Wednesday, November 25, 2009
I know Tate gets frustrated. A lot. We talk too fast and he misses too much to keep up. And we need to stop. And go back. And repeat it. More slowly, and clearly.
My bloggy friend Denise, at Hearing Elmo, has written about the importance of repeating back what you thought you heard, so the speaker knows what you missed. Because our brains really want to make sense of what we've heard... even if it doesn't quite make sense.
Case in point...
Last night Tate and I were sorting through the tubs of Legos, looking for the pieces to build a particular kit. We've been working on this rebuilding project on and off for months, and the boys and I practically have our own language to describe the pieces we're looking for. Kerry joined us for a while and wanted to compliment Tate.
He said, "Maybe when you grow up, you could work for the Lego company, 'cause you're so familiar with all the pieces."
Tate looked puzzled. And amused. "Whaaaaaat, Dad?"
What he heard was, "Maybe when you grow up, you could work for the Lego company, and you sell the mayor all your pieces."

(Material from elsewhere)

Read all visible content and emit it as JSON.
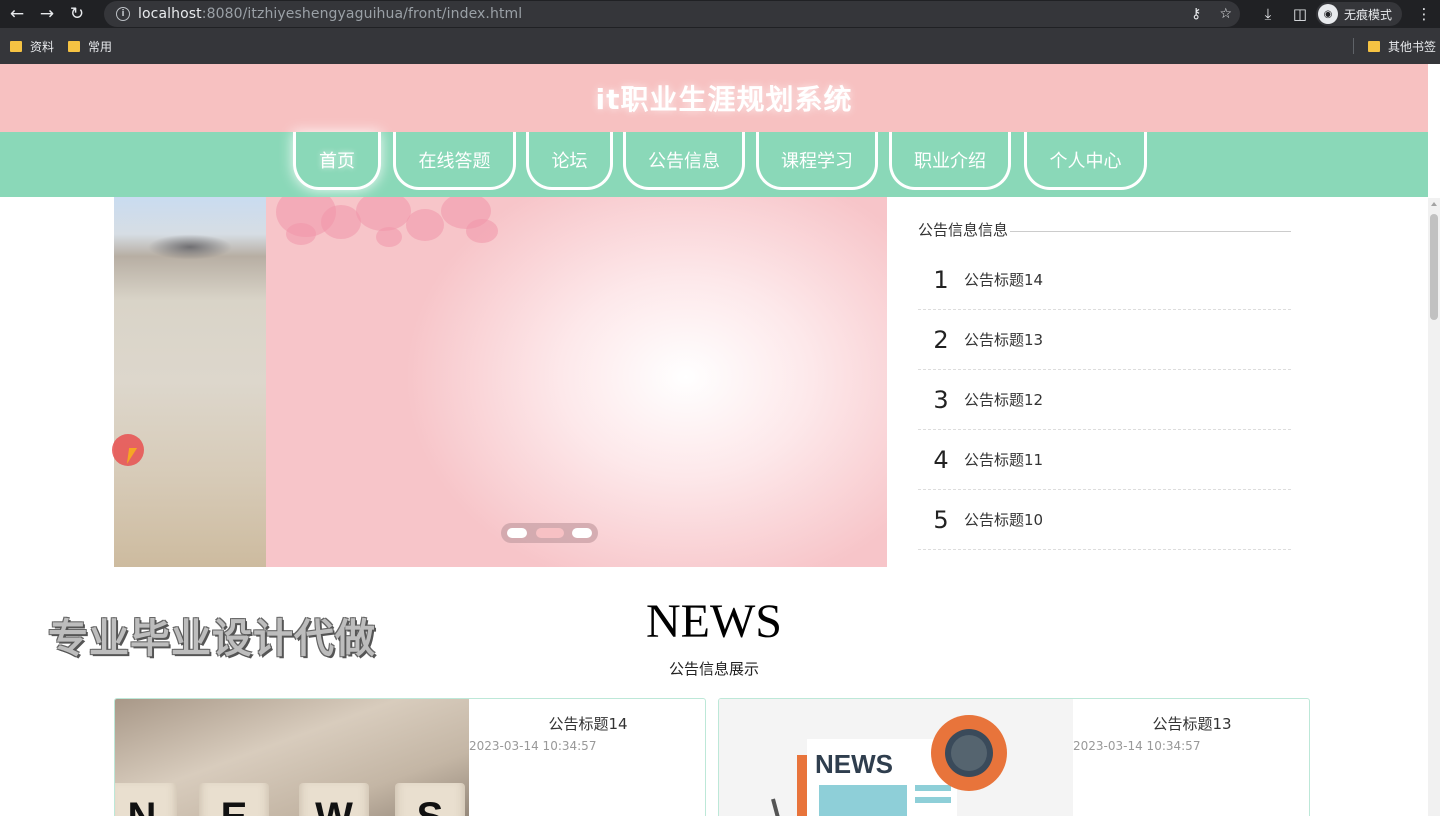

So familiar. Sell the mayor.
He's such a good sport. I love that he can laugh about it.